by George Nott

CIO50 2016 #26-50: Therese Chakour-West, Stihl

Nov 24, 2016
Collaboration SoftwareSmall and Medium Business

Stihl takes its name from the company’s founder Andreas Stihl, best known as the “father of the chain saw”. Starting his venture in 1924, Andreas is responsible for patenting the world’s first petrol powered chainsaw and the first that could be operated by one person. Innovation and making work easier has been central to the company’s missive from the start, something that is continuing today thanks to Stihl Australia’s IT manager, Therese Chakour-West.

For many years, the brand was only known by farmers and professional arborists, but over the last decade it has vastly expanded its product portfolio. Thanks to its growing catalogue of brushcutters, linetrimmers, blowers, hedgetrimmers, high pressure cleaners and more, a Stihl machine can be found in garden sheds across the world.

Still privately owned by Andreas Stihl’s descendants, the company operates in more than 160 countries. Stihl Australia was the first subsidiary company established outside of Europe and today is the sixth largest in annual turnover, employing one hundred staff.

However, employees struggled to share and access company information, collaboration was severely limited and communication between departments was often non-existent.

“Disparate systems meant that content was difficult to locate, and not made available to those that needed it in a timely manner,” explains Chakour-West. “Content was duplicated and there was no ownership of the information. Business critical processes were laborious and time consuming.

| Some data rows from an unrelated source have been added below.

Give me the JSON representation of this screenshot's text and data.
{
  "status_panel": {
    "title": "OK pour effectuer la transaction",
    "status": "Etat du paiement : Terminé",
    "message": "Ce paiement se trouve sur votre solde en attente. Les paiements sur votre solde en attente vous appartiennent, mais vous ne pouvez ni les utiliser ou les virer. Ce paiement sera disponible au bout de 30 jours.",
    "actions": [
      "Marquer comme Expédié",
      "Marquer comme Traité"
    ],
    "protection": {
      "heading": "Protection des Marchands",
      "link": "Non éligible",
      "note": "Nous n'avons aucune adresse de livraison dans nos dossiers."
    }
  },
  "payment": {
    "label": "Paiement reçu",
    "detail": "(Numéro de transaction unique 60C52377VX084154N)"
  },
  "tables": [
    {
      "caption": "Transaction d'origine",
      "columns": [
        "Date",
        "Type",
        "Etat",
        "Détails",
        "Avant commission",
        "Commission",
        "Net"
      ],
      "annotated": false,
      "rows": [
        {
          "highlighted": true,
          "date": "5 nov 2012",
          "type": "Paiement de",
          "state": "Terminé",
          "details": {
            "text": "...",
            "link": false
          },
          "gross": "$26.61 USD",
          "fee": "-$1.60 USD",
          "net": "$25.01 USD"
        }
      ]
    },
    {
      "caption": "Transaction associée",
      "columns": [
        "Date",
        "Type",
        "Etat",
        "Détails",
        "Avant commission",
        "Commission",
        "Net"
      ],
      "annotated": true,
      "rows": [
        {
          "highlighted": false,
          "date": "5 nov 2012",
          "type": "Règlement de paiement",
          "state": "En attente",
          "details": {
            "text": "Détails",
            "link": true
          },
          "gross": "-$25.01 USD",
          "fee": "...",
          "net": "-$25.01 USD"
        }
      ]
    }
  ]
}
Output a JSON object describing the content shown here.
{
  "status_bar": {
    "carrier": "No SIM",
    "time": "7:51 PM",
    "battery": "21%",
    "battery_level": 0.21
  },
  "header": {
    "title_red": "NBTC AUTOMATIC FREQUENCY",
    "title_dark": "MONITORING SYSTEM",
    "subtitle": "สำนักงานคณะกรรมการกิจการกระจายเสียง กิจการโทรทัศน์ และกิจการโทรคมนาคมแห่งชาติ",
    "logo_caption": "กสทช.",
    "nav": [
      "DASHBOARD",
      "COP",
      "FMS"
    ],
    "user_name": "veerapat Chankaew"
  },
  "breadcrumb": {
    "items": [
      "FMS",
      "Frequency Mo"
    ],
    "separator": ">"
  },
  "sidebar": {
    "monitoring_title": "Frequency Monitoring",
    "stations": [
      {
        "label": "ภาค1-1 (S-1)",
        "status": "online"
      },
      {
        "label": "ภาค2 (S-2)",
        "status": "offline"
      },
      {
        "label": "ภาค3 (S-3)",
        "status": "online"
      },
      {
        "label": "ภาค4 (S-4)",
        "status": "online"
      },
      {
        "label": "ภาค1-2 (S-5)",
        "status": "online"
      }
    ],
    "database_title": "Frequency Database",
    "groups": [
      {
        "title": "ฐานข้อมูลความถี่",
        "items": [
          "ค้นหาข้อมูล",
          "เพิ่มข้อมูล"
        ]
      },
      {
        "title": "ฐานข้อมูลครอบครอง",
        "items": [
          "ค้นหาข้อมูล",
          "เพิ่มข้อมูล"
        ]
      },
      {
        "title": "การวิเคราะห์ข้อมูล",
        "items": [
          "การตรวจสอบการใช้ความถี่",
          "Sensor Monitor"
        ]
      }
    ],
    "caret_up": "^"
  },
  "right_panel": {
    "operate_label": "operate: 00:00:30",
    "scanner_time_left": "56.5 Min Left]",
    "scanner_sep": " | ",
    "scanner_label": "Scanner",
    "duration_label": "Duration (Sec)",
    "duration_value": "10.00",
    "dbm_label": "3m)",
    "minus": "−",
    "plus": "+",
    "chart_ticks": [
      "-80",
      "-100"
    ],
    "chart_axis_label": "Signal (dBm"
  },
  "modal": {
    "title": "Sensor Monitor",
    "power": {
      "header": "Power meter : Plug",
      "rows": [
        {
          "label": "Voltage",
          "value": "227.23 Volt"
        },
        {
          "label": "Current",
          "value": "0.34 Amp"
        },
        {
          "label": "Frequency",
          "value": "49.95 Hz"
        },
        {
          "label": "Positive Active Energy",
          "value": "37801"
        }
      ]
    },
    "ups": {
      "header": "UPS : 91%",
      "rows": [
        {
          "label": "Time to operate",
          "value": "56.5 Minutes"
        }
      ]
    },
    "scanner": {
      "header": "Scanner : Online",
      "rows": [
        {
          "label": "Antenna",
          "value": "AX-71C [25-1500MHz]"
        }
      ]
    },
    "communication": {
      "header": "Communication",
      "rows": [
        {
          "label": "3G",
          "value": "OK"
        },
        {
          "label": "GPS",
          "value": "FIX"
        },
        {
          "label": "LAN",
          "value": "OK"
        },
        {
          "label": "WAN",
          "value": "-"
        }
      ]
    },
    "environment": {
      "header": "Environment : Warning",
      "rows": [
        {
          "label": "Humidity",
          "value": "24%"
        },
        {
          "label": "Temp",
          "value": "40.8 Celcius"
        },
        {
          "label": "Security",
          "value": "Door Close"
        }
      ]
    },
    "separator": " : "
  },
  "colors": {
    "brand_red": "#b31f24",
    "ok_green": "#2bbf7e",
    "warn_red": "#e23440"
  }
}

“Furthermore, with staff dispersed across the country, some in different time zones, we needed a way to bring them into the fold so to speak. Our ultimate goal was to have one single source of truth, with the philosophy that it be open and transparent to all.”

Meet me in The Shed

Last year Stihl launched its new digital workplace, based on a SharePoint platform, called The Shed.

Since go-live last April, customer service representative are saving 20 minutes a day responding to product queries now all product documentation is easily accessed online. Across the business, the time saving represents 78 days a year, freeing up time to sell more product.

Frequently used forms have been converted to online forms with built in workflows and approvals, saving huge amounts of time and paper compared with manual methods.

As well as the productivity gains, The Shed has had a huge impact on the culture of the company.

As one employee put it: “It has begun to breakdown our silos and allow us to work together and not against each other.”

“Our digital workplace is now part of the Stihl vernacular,” says Chakour-West. “We are on a journey of transformation. We have people, from members of the executive team to the warehouse staff using and contributing to the system, bridging any hierarchical gaps. They are collaborating and sharing information and knowledge. It has changed our culture. It is breaking down silos. It has given our people a hunger for more.”

The first Phase of the project has been such a huge success; it is likely The Shed will be adopted by Stihl globally and offered to its 14,245 employees at 36 other subsidiaries on 6 continents and 40,000 strong dealer network.

“This is an exciting initiative that is paving the way for Stihl globally,” says Chakour-West. “It’s a new initiative not seen anywhere else in the Stihl group, so for Stihl worldwide, it’s innovative.

“Our business model is virtually the same wherever you go. Therefore if we can achieve the business results that we have to date with our Phase I release, and can have the impact we have had to date, then the potential for the rest of the business globally with 14,245 employees is leading edge,” says Chakour-West.

She says following in the footsteps of the company’s founder 90 years ago, the local team wants to ‘ease peoples work.’

“We design our products by this guiding principle; therefore the tools we provide our workforce should be no different.”

George Nott